=== Records ===

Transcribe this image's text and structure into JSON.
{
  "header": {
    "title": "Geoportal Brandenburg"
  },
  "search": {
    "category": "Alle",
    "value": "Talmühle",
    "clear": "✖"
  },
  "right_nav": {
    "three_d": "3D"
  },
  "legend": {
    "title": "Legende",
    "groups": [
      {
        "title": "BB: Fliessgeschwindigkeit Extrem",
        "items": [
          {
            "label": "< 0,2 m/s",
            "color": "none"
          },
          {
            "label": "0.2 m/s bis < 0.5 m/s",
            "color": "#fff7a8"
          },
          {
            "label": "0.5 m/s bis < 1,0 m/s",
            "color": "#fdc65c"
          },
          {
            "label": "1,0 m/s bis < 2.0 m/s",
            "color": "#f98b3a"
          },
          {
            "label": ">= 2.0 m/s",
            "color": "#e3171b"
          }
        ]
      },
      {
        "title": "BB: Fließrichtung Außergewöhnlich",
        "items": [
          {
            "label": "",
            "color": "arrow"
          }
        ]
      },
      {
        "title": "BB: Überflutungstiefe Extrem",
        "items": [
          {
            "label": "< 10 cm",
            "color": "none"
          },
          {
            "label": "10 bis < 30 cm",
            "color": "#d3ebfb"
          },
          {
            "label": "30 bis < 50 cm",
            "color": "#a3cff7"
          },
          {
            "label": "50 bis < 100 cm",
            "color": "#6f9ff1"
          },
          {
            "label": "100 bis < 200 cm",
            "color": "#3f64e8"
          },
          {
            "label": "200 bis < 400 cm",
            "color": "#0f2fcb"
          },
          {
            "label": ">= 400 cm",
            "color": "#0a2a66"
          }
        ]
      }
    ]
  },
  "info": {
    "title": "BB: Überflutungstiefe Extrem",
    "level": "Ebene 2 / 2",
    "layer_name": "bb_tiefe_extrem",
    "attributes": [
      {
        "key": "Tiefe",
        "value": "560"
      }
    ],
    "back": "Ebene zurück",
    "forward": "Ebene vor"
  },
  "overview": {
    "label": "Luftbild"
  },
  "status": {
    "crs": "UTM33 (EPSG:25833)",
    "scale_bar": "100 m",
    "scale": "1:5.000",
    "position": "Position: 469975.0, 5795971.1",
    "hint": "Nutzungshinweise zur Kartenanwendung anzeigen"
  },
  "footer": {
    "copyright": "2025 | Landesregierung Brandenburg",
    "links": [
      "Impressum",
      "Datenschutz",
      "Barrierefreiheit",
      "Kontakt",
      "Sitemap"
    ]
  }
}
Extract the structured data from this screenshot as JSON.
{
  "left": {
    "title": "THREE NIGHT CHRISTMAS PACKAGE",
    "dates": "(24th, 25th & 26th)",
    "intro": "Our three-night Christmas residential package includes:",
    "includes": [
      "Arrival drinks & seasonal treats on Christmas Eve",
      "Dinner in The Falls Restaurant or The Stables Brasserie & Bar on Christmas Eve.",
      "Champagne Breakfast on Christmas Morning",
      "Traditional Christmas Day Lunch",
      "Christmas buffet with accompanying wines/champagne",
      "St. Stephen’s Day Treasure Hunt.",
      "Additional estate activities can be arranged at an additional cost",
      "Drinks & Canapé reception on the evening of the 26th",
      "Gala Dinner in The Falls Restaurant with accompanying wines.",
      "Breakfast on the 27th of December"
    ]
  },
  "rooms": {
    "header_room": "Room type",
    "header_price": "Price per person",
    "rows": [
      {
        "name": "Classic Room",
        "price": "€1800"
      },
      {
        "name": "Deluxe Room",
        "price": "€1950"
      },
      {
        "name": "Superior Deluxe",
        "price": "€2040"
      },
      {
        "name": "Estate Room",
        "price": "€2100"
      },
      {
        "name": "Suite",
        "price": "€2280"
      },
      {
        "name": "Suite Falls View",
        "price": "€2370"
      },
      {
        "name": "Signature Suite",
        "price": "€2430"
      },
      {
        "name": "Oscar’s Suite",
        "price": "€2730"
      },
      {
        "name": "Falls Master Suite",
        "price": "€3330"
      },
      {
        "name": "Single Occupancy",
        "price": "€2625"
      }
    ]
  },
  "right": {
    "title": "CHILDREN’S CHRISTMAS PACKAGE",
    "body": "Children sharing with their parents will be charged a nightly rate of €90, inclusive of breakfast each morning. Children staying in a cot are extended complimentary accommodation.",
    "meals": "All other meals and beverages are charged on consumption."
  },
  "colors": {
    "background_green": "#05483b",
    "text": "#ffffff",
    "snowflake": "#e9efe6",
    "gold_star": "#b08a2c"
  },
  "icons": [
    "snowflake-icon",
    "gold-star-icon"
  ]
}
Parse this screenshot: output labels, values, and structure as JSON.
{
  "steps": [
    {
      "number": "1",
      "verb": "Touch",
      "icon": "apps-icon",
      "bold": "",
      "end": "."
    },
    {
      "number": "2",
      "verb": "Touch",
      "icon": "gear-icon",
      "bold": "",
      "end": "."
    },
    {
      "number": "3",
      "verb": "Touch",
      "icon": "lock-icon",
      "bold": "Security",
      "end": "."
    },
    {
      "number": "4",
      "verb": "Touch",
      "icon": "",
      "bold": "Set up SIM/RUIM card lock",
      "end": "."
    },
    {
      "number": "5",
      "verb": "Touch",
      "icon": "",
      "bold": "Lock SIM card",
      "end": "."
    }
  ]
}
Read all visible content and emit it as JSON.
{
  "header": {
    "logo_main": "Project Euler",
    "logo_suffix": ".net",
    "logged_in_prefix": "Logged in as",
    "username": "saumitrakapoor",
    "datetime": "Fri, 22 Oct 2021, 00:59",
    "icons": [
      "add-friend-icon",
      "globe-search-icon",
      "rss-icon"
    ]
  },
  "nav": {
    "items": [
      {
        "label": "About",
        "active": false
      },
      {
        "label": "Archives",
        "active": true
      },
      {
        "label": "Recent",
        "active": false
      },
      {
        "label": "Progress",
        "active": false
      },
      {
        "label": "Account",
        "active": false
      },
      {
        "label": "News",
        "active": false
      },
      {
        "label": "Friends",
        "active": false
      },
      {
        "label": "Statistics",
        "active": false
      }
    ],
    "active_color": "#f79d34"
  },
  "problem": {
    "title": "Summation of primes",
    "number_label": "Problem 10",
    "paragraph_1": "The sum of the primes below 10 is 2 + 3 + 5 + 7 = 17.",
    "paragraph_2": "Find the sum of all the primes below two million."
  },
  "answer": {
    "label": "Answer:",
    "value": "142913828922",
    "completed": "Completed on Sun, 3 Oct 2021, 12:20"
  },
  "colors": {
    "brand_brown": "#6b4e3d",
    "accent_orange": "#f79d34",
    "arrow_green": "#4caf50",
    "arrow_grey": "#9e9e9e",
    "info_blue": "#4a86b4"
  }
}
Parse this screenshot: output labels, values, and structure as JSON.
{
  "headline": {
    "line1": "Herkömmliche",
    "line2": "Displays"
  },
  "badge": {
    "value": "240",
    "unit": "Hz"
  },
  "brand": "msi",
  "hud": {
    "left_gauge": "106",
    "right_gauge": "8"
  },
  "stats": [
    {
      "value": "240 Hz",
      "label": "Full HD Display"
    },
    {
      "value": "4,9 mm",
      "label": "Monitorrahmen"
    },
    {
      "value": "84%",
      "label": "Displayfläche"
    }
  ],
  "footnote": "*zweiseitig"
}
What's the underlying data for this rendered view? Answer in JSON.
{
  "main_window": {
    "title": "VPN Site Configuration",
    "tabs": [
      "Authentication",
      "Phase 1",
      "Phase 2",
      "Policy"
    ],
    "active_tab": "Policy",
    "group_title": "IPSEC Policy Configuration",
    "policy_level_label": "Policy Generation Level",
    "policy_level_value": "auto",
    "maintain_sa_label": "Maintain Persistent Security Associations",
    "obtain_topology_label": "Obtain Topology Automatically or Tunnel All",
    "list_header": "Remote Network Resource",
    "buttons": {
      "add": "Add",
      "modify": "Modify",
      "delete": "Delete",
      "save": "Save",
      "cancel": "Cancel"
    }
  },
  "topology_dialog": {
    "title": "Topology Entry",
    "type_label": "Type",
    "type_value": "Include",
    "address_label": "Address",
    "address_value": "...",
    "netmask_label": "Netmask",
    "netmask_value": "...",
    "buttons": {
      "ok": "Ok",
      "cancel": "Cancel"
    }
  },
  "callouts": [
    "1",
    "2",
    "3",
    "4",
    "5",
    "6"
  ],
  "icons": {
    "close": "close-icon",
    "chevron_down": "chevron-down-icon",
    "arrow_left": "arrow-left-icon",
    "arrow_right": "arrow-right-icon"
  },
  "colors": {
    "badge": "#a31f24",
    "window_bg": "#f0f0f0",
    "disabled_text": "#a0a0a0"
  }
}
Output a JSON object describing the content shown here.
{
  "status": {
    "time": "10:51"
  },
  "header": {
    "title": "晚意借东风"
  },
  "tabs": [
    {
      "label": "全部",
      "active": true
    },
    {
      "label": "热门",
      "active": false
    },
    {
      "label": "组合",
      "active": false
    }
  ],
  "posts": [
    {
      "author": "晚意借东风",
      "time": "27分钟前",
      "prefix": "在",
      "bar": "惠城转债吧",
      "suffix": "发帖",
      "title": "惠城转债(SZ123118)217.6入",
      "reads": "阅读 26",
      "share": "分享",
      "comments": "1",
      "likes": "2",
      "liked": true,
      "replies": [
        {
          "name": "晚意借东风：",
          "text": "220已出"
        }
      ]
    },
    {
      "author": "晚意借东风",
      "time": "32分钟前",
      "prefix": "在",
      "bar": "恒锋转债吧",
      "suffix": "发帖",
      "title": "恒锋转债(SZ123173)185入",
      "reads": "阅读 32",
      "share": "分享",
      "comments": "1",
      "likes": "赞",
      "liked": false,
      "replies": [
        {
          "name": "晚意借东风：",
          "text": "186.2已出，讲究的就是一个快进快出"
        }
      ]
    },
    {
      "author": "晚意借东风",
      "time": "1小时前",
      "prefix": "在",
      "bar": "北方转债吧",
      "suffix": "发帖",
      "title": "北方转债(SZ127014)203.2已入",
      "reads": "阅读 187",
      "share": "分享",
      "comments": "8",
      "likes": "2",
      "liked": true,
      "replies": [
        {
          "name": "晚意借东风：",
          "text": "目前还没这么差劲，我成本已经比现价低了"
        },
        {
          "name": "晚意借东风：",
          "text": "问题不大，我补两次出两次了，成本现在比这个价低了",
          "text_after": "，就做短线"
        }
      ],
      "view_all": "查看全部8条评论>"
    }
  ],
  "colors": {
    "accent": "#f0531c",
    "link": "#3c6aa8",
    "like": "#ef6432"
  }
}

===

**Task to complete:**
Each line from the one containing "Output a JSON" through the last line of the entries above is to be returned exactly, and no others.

**Answer space:**
Output a JSON object describing the content shown here.
{
  "status": {
    "time": "10:51"
  },
  "header": {
    "title": "晚意借东风"
  },
  "tabs": [
    {
      "label": "全部",
      "active": true
    },
    {
      "label": "热门",
      "active": false
    },
    {
      "label": "组合",
      "active": false
    }
  ],
  "posts": [
    {
      "author": "晚意借东风",
      "time": "27分钟前",
      "prefix": "在",
      "bar": "惠城转债吧",
      "suffix": "发帖",
      "title": "惠城转债(SZ123118)217.6入",
      "reads": "阅读 26",
      "share": "分享",
      "comments": "1",
      "likes": "2",
      "liked": true,
      "replies": [
        {
          "name": "晚意借东风：",
          "text": "220已出"
        }
      ]
    },
    {
      "author": "晚意借东风",
      "time": "32分钟前",
      "prefix": "在",
      "bar": "恒锋转债吧",
      "suffix": "发帖",
      "title": "恒锋转债(SZ123173)185入",
      "reads": "阅读 32",
      "share": "分享",
      "comments": "1",
      "likes": "赞",
      "liked": false,
      "replies": [
        {
          "name": "晚意借东风：",
          "text": "186.2已出，讲究的就是一个快进快出"
        }
      ]
    },
    {
      "author": "晚意借东风",
      "time": "1小时前",
      "prefix": "在",
      "bar": "北方转债吧",
      "suffix": "发帖",
      "title": "北方转债(SZ127014)203.2已入",
      "reads": "阅读 187",
      "share": "分享",
      "comments": "8",
      "likes": "2",
      "liked": true,
      "replies": [
        {
          "name": "晚意借东风：",
          "text": "目前还没这么差劲，我成本已经比现价低了"
        },
        {
          "name": "晚意借东风：",
          "text": "问题不大，我补两次出两次了，成本现在比这个价低了",
          "text_after": "，就做短线"
        }
      ],
      "view_all": "查看全部8条评论>"
    }
  ],
  "colors": {
    "accent": "#f0531c",
    "link": "#3c6aa8",
    "like": "#ef6432"
  }
}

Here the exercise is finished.